Throughout it all I found almost everyone to be very friendly and helpful. When I explained what I was riding for, we had lively, open conversations. I spoke with anti-vaccine and pro-vaccine advocates. Convoy supporters and those vehemently opposed. Individuals and families across ethnicities, cultures, gender identities, sexual orientations, ages. I’d caught Covid during my second week, and was lent a hand time and again to keep me going. Meanwhile Ms. Naturkach and Mosaic Institute cheered me on wholeheartedly.
Was It Worth All The Effort?
You might be wondering if all the prep, expense, and tribulations of riding that far were worth it. Though my Covid bout set me back for a week, leaving me scarce time to fundraise as I’d intended to, I definitely think the venture was worthwhile. We generated incremental exposure for Mosaic’s noble undertakings. I got to experience previously unknown parts of our country, and its citizens, in such natural settings.
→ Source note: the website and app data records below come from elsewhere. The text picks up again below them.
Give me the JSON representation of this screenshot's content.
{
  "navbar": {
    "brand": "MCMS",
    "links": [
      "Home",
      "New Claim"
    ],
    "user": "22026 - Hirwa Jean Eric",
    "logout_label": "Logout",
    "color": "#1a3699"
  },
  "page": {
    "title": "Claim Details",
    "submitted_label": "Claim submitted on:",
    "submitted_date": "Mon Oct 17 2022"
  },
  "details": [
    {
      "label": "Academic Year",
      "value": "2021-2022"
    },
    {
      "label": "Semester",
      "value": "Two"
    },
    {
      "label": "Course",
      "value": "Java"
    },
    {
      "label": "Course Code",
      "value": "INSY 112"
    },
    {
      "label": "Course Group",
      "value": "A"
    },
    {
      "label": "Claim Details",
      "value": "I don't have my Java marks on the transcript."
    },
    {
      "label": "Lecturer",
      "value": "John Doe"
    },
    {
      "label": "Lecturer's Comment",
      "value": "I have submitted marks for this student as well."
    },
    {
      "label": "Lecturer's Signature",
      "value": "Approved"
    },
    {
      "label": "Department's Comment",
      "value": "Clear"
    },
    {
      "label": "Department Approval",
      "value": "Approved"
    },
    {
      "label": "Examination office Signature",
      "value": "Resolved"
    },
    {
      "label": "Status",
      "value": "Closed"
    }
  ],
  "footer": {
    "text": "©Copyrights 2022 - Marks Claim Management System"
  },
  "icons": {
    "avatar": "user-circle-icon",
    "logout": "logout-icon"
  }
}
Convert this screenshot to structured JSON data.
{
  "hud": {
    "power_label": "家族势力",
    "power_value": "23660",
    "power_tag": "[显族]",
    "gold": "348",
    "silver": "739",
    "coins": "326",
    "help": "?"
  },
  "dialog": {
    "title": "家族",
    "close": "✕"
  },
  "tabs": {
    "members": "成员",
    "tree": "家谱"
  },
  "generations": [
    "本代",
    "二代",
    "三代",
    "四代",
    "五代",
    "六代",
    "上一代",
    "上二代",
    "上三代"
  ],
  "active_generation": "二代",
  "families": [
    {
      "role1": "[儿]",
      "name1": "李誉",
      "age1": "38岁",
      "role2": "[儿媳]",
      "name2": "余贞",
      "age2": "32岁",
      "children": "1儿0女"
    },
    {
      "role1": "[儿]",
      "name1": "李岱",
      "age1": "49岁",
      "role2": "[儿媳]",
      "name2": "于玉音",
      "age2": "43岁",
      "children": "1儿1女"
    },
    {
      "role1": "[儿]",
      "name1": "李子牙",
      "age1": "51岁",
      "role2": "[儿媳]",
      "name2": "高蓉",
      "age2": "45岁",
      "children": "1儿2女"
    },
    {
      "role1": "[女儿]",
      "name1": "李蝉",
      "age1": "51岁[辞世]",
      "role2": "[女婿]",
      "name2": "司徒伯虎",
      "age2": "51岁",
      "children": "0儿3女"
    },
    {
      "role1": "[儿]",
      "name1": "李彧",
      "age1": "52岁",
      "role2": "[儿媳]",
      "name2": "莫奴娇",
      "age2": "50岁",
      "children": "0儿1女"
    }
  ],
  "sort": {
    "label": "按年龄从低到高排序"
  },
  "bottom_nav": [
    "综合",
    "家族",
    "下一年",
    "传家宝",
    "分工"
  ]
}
Most crucially, it confirmed for me the power of respectful discussion. I admit that, too often, I tend to brush off views that clash with my own. It was not easy for me to listen to some notions people shared during my trip. They went against my sense of social justice, or secular government, even logic. Still, merely holding civil dialogues brought us a step closer to seeing one another as fellow humans. That, to me, was the most meaningful and satisfying part of my journey.